### Aim of the exercise
Only the pictures should be dropped; copy the rest of the entries exactly.

### Input for this task
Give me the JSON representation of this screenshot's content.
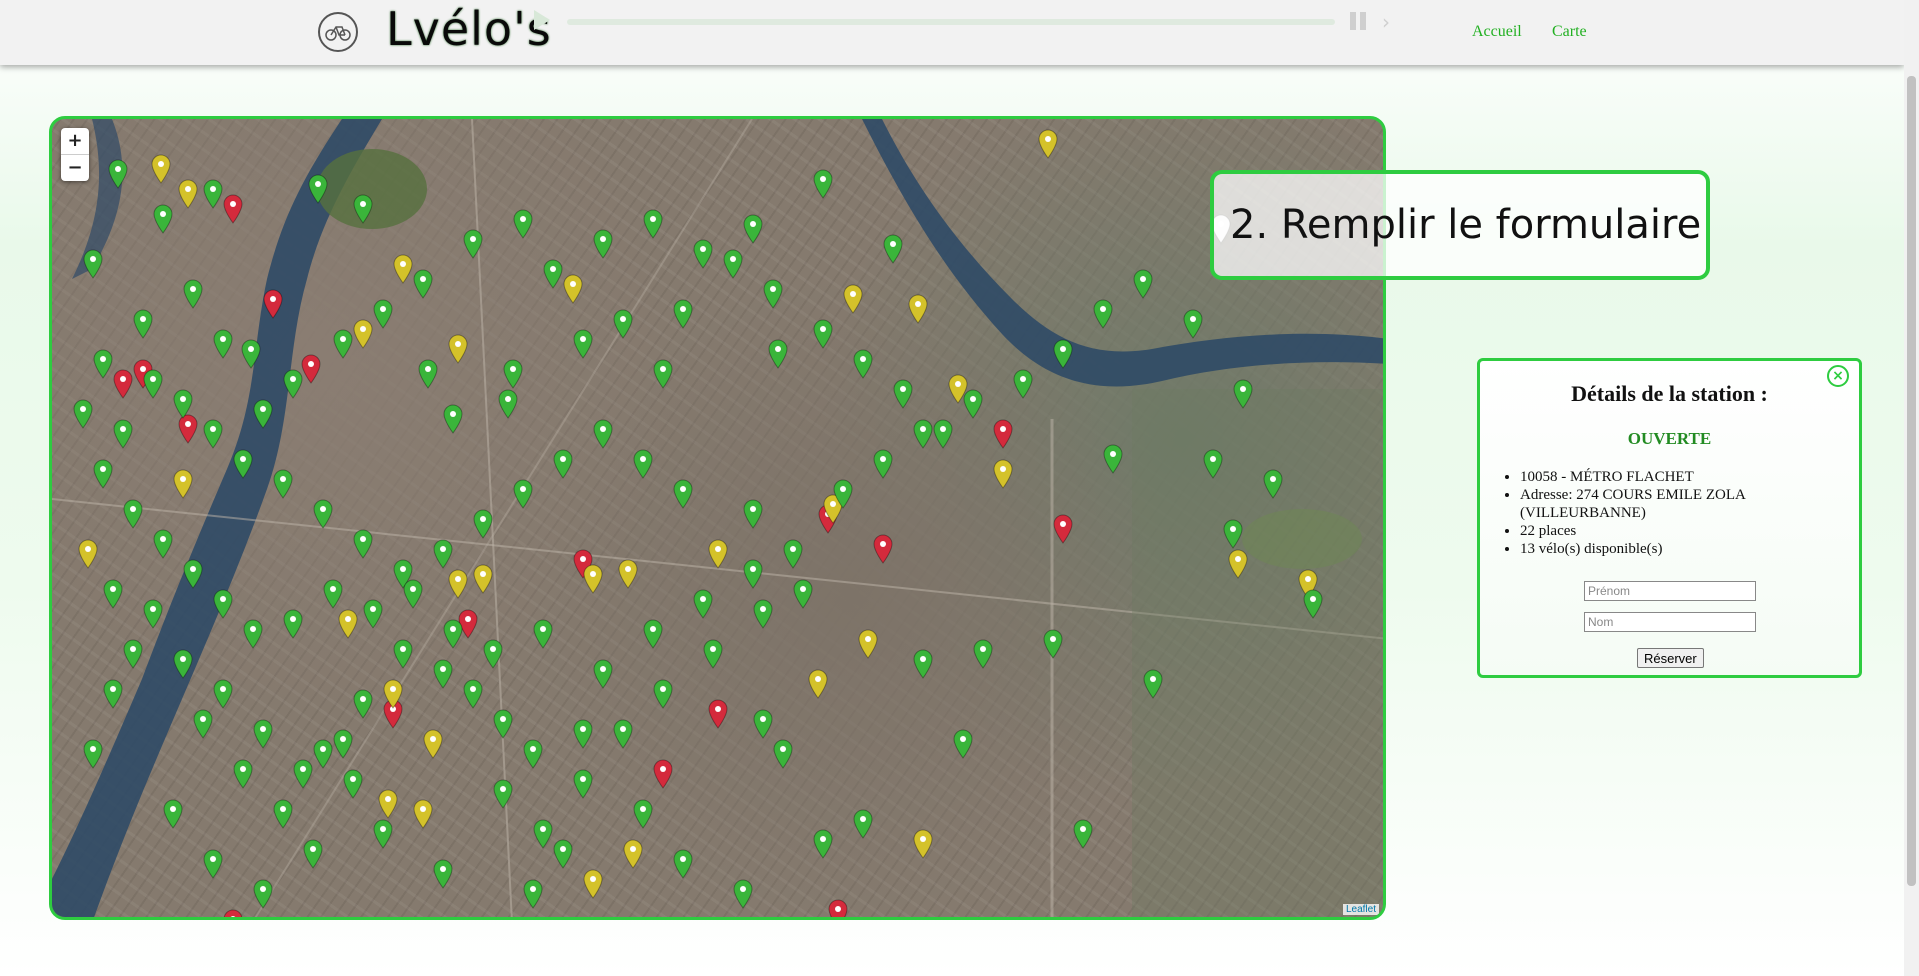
{
  "header": {
    "brand": "Lvélo's",
    "nav": [
      {
        "label": "Accueil"
      },
      {
        "label": "Carte"
      }
    ]
  },
  "map": {
    "zoom_in": "+",
    "zoom_out": "−",
    "attribution": "Leaflet",
    "marker_colors": {
      "green": "#3ab53a",
      "yellow": "#d4c22a",
      "red": "#d42a3c",
      "white": "#f5f5f5"
    }
  },
  "callout": {
    "text": "2. Remplir le formulaire"
  },
  "panel": {
    "title": "Détails de la station :",
    "status": "OUVERTE",
    "details": [
      "10058 - MÉTRO FLACHET",
      "Adresse: 274 COURS EMILE ZOLA (VILLEURBANNE)",
      "22 places",
      "13 vélo(s) disponible(s)"
    ],
    "firstname_placeholder": "Prénom",
    "lastname_placeholder": "Nom",
    "reserve_label": "Réserver",
    "close_icon": "×"
  }
}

### Task answer
Give me the JSON representation of this screenshot's content.
{
  "header": {
    "brand": "Lvélo's",
    "nav": [
      {
        "label": "Accueil"
      },
      {
        "label": "Carte"
      }
    ]
  },
  "map": {
    "zoom_in": "+",
    "zoom_out": "−",
    "attribution": "Leaflet",
    "marker_colors": {
      "green": "#3ab53a",
      "yellow": "#d4c22a",
      "red": "#d42a3c",
      "white": "#f5f5f5"
    }
  },
  "callout": {
    "text": "2. Remplir le formulaire"
  },
  "panel": {
    "title": "Détails de la station :",
    "status": "OUVERTE",
    "details": [
      "10058 - MÉTRO FLACHET",
      "Adresse: 274 COURS EMILE ZOLA (VILLEURBANNE)",
      "22 places",
      "13 vélo(s) disponible(s)"
    ],
    "firstname_placeholder": "Prénom",
    "lastname_placeholder": "Nom",
    "reserve_label": "Réserver",
    "close_icon": "×"
  }
}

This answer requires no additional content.